◆ **Task**: Your answer must be the listing, given again word for word.
◇ ◇ ◇ ◇ ◇
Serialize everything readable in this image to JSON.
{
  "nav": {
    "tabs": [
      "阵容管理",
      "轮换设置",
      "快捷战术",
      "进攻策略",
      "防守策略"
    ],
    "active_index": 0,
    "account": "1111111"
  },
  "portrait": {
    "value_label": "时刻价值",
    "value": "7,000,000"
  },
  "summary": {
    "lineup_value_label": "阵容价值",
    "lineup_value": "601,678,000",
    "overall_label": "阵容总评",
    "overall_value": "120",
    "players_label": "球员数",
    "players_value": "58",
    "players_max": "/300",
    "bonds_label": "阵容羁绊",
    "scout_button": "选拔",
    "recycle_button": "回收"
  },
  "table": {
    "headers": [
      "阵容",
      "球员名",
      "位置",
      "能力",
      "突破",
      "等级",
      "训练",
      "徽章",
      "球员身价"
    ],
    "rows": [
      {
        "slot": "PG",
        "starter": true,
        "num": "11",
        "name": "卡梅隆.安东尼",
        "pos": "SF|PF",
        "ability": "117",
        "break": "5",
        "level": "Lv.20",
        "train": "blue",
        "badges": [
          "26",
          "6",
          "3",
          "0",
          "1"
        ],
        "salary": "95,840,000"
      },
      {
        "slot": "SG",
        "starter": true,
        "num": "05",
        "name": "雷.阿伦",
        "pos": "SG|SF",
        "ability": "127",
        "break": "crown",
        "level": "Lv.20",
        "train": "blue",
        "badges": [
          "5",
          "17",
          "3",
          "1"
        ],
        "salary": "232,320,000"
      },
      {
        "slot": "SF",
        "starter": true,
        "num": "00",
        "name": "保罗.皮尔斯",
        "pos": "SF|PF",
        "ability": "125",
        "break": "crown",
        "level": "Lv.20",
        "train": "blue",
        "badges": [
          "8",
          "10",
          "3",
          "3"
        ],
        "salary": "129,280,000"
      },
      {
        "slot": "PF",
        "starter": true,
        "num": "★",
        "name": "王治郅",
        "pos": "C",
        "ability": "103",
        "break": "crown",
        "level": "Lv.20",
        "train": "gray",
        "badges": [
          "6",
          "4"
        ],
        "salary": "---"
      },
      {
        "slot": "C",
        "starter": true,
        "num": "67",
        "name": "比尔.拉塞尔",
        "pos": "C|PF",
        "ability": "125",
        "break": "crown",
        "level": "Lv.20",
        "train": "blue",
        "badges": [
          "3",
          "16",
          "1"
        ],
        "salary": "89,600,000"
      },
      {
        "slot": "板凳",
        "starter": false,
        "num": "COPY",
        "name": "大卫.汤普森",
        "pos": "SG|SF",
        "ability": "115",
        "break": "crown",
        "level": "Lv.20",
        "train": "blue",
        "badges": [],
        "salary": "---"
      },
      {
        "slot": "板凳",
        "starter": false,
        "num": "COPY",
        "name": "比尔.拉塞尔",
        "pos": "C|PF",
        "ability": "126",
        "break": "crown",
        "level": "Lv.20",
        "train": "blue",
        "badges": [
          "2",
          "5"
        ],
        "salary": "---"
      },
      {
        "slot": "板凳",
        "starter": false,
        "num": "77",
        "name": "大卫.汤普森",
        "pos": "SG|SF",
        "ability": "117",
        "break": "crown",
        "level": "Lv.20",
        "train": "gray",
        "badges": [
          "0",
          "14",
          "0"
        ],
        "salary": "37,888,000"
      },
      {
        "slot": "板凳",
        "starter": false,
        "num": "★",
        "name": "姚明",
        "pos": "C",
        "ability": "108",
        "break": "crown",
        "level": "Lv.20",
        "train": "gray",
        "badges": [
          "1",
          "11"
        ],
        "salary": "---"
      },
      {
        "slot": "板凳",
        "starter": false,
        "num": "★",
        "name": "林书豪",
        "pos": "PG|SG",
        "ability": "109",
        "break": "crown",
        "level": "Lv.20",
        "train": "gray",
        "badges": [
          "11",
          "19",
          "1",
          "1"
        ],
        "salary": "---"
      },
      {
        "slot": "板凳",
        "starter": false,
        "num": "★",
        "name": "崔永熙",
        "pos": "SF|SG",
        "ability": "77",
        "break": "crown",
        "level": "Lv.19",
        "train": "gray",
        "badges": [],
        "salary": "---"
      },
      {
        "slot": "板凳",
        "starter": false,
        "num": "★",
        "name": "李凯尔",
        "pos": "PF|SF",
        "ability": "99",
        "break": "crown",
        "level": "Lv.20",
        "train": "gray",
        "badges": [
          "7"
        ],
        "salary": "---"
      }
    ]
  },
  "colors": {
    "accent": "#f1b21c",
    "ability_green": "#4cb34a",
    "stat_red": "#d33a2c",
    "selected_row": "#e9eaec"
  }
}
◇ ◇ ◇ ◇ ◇
◆ **Exercise solution**:
Serialize everything readable in this image to JSON.
{
  "nav": {
    "tabs": [
      "阵容管理",
      "轮换设置",
      "快捷战术",
      "进攻策略",
      "防守策略"
    ],
    "active_index": 0,
    "account": "1111111"
  },
  "portrait": {
    "value_label": "时刻价值",
    "value": "7,000,000"
  },
  "summary": {
    "lineup_value_label": "阵容价值",
    "lineup_value": "601,678,000",
    "overall_label": "阵容总评",
    "overall_value": "120",
    "players_label": "球员数",
    "players_value": "58",
    "players_max": "/300",
    "bonds_label": "阵容羁绊",
    "scout_button": "选拔",
    "recycle_button": "回收"
  },
  "table": {
    "headers": [
      "阵容",
      "球员名",
      "位置",
      "能力",
      "突破",
      "等级",
      "训练",
      "徽章",
      "球员身价"
    ],
    "rows": [
      {
        "slot": "PG",
        "starter": true,
        "num": "11",
        "name": "卡梅隆.安东尼",
        "pos": "SF|PF",
        "ability": "117",
        "break": "5",
        "level": "Lv.20",
        "train": "blue",
        "badges": [
          "26",
          "6",
          "3",
          "0",
          "1"
        ],
        "salary": "95,840,000"
      },
      {
        "slot": "SG",
        "starter": true,
        "num": "05",
        "name": "雷.阿伦",
        "pos": "SG|SF",
        "ability": "127",
        "break": "crown",
        "level": "Lv.20",
        "train": "blue",
        "badges": [
          "5",
          "17",
          "3",
          "1"
        ],
        "salary": "232,320,000"
      },
      {
        "slot": "SF",
        "starter": true,
        "num": "00",
        "name": "保罗.皮尔斯",
        "pos": "SF|PF",
        "ability": "125",
        "break": "crown",
        "level": "Lv.20",
        "train": "blue",
        "badges": [
          "8",
          "10",
          "3",
          "3"
        ],
        "salary": "129,280,000"
      },
      {
        "slot": "PF",
        "starter": true,
        "num": "★",
        "name": "王治郅",
        "pos": "C",
        "ability": "103",
        "break": "crown",
        "level": "Lv.20",
        "train": "gray",
        "badges": [
          "6",
          "4"
        ],
        "salary": "---"
      },
      {
        "slot": "C",
        "starter": true,
        "num": "67",
        "name": "比尔.拉塞尔",
        "pos": "C|PF",
        "ability": "125",
        "break": "crown",
        "level": "Lv.20",
        "train": "blue",
        "badges": [
          "3",
          "16",
          "1"
        ],
        "salary": "89,600,000"
      },
      {
        "slot": "板凳",
        "starter": false,
        "num": "COPY",
        "name": "大卫.汤普森",
        "pos": "SG|SF",
        "ability": "115",
        "break": "crown",
        "level": "Lv.20",
        "train": "blue",
        "badges": [],
        "salary": "---"
      },
      {
        "slot": "板凳",
        "starter": false,
        "num": "COPY",
        "name": "比尔.拉塞尔",
        "pos": "C|PF",
        "ability": "126",
        "break": "crown",
        "level": "Lv.20",
        "train": "blue",
        "badges": [
          "2",
          "5"
        ],
        "salary": "---"
      },
      {
        "slot": "板凳",
        "starter": false,
        "num": "77",
        "name": "大卫.汤普森",
        "pos": "SG|SF",
        "ability": "117",
        "break": "crown",
        "level": "Lv.20",
        "train": "gray",
        "badges": [
          "0",
          "14",
          "0"
        ],
        "salary": "37,888,000"
      },
      {
        "slot": "板凳",
        "starter": false,
        "num": "★",
        "name": "姚明",
        "pos": "C",
        "ability": "108",
        "break": "crown",
        "level": "Lv.20",
        "train": "gray",
        "badges": [
          "1",
          "11"
        ],
        "salary": "---"
      },
      {
        "slot": "板凳",
        "starter": false,
        "num": "★",
        "name": "林书豪",
        "pos": "PG|SG",
        "ability": "109",
        "break": "crown",
        "level": "Lv.20",
        "train": "gray",
        "badges": [
          "11",
          "19",
          "1",
          "1"
        ],
        "salary": "---"
      },
      {
        "slot": "板凳",
        "starter": false,
        "num": "★",
        "name": "崔永熙",
        "pos": "SF|SG",
        "ability": "77",
        "break": "crown",
        "level": "Lv.19",
        "train": "gray",
        "badges": [],
        "salary": "---"
      },
      {
        "slot": "板凳",
        "starter": false,
        "num": "★",
        "name": "李凯尔",
        "pos": "PF|SF",
        "ability": "99",
        "break": "crown",
        "level": "Lv.20",
        "train": "gray",
        "badges": [
          "7"
        ],
        "salary": "---"
      }
    ]
  },
  "colors": {
    "accent": "#f1b21c",
    "ability_green": "#4cb34a",
    "stat_red": "#d33a2c",
    "selected_row": "#e9eaec"
  }
}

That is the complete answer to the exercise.